What to do:
Your answer should contain each record from the listing, repeated exactly.

Data for review:
——————

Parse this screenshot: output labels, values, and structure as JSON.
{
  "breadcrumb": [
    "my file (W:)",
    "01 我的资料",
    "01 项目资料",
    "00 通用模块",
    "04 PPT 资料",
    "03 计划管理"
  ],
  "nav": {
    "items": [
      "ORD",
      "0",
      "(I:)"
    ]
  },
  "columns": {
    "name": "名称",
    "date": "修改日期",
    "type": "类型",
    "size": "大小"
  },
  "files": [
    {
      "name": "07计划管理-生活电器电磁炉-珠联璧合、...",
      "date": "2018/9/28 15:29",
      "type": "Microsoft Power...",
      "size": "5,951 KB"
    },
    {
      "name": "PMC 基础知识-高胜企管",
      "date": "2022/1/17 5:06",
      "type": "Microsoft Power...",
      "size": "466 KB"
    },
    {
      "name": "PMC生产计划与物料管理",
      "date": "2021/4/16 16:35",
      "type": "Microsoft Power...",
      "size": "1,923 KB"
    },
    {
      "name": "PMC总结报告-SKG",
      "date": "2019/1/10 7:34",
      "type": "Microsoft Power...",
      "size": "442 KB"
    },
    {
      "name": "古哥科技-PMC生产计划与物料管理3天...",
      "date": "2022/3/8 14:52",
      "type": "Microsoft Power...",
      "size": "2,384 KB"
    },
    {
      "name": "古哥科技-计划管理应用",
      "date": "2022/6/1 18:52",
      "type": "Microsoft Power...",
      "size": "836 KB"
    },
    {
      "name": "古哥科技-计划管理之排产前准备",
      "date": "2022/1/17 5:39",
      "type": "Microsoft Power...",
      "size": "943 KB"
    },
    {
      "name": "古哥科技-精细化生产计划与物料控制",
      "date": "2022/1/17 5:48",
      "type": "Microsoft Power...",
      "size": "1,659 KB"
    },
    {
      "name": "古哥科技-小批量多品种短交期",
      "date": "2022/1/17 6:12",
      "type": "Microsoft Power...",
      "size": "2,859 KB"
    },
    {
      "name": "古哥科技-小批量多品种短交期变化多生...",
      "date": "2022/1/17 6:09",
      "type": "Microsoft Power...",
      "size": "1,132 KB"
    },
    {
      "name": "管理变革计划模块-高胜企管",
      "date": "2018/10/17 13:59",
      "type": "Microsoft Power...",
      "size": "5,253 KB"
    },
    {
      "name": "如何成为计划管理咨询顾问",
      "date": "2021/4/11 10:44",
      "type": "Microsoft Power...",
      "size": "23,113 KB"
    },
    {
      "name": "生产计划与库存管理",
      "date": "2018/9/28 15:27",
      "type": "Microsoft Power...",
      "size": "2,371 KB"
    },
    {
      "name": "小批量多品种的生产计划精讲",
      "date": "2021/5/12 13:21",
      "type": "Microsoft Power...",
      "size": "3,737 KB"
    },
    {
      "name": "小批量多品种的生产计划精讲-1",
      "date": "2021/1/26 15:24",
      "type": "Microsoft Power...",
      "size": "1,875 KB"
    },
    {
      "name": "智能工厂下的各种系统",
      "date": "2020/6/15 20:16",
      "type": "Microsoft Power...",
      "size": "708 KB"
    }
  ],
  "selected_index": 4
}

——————

Response to this exercise:
Parse this screenshot: output labels, values, and structure as JSON.
{
  "breadcrumb": [
    "my file (W:)",
    "01 我的资料",
    "01 项目资料",
    "00 通用模块",
    "04 PPT 资料",
    "03 计划管理"
  ],
  "nav": {
    "items": [
      "ORD",
      "0",
      "(I:)"
    ]
  },
  "columns": {
    "name": "名称",
    "date": "修改日期",
    "type": "类型",
    "size": "大小"
  },
  "files": [
    {
      "name": "07计划管理-生活电器电磁炉-珠联璧合、...",
      "date": "2018/9/28 15:29",
      "type": "Microsoft Power...",
      "size": "5,951 KB"
    },
    {
      "name": "PMC 基础知识-高胜企管",
      "date": "2022/1/17 5:06",
      "type": "Microsoft Power...",
      "size": "466 KB"
    },
    {
      "name": "PMC生产计划与物料管理",
      "date": "2021/4/16 16:35",
      "type": "Microsoft Power...",
      "size": "1,923 KB"
    },
    {
      "name": "PMC总结报告-SKG",
      "date": "2019/1/10 7:34",
      "type": "Microsoft Power...",
      "size": "442 KB"
    },
    {
      "name": "古哥科技-PMC生产计划与物料管理3天...",
      "date": "2022/3/8 14:52",
      "type": "Microsoft Power...",
      "size": "2,384 KB"
    },
    {
      "name": "古哥科技-计划管理应用",
      "date": "2022/6/1 18:52",
      "type": "Microsoft Power...",
      "size": "836 KB"
    },
    {
      "name": "古哥科技-计划管理之排产前准备",
      "date": "2022/1/17 5:39",
      "type": "Microsoft Power...",
      "size": "943 KB"
    },
    {
      "name": "古哥科技-精细化生产计划与物料控制",
      "date": "2022/1/17 5:48",
      "type": "Microsoft Power...",
      "size": "1,659 KB"
    },
    {
      "name": "古哥科技-小批量多品种短交期",
      "date": "2022/1/17 6:12",
      "type": "Microsoft Power...",
      "size": "2,859 KB"
    },
    {
      "name": "古哥科技-小批量多品种短交期变化多生...",
      "date": "2022/1/17 6:09",
      "type": "Microsoft Power...",
      "size": "1,132 KB"
    },
    {
      "name": "管理变革计划模块-高胜企管",
      "date": "2018/10/17 13:59",
      "type": "Microsoft Power...",
      "size": "5,253 KB"
    },
    {
      "name": "如何成为计划管理咨询顾问",
      "date": "2021/4/11 10:44",
      "type": "Microsoft Power...",
      "size": "23,113 KB"
    },
    {
      "name": "生产计划与库存管理",
      "date": "2018/9/28 15:27",
      "type": "Microsoft Power...",
      "size": "2,371 KB"
    },
    {
      "name": "小批量多品种的生产计划精讲",
      "date": "2021/5/12 13:21",
      "type": "Microsoft Power...",
      "size": "3,737 KB"
    },
    {
      "name": "小批量多品种的生产计划精讲-1",
      "date": "2021/1/26 15:24",
      "type": "Microsoft Power...",
      "size": "1,875 KB"
    },
    {
      "name": "智能工厂下的各种系统",
      "date": "2020/6/15 20:16",
      "type": "Microsoft Power...",
      "size": "708 KB"
    }
  ],
  "selected_index": 4
}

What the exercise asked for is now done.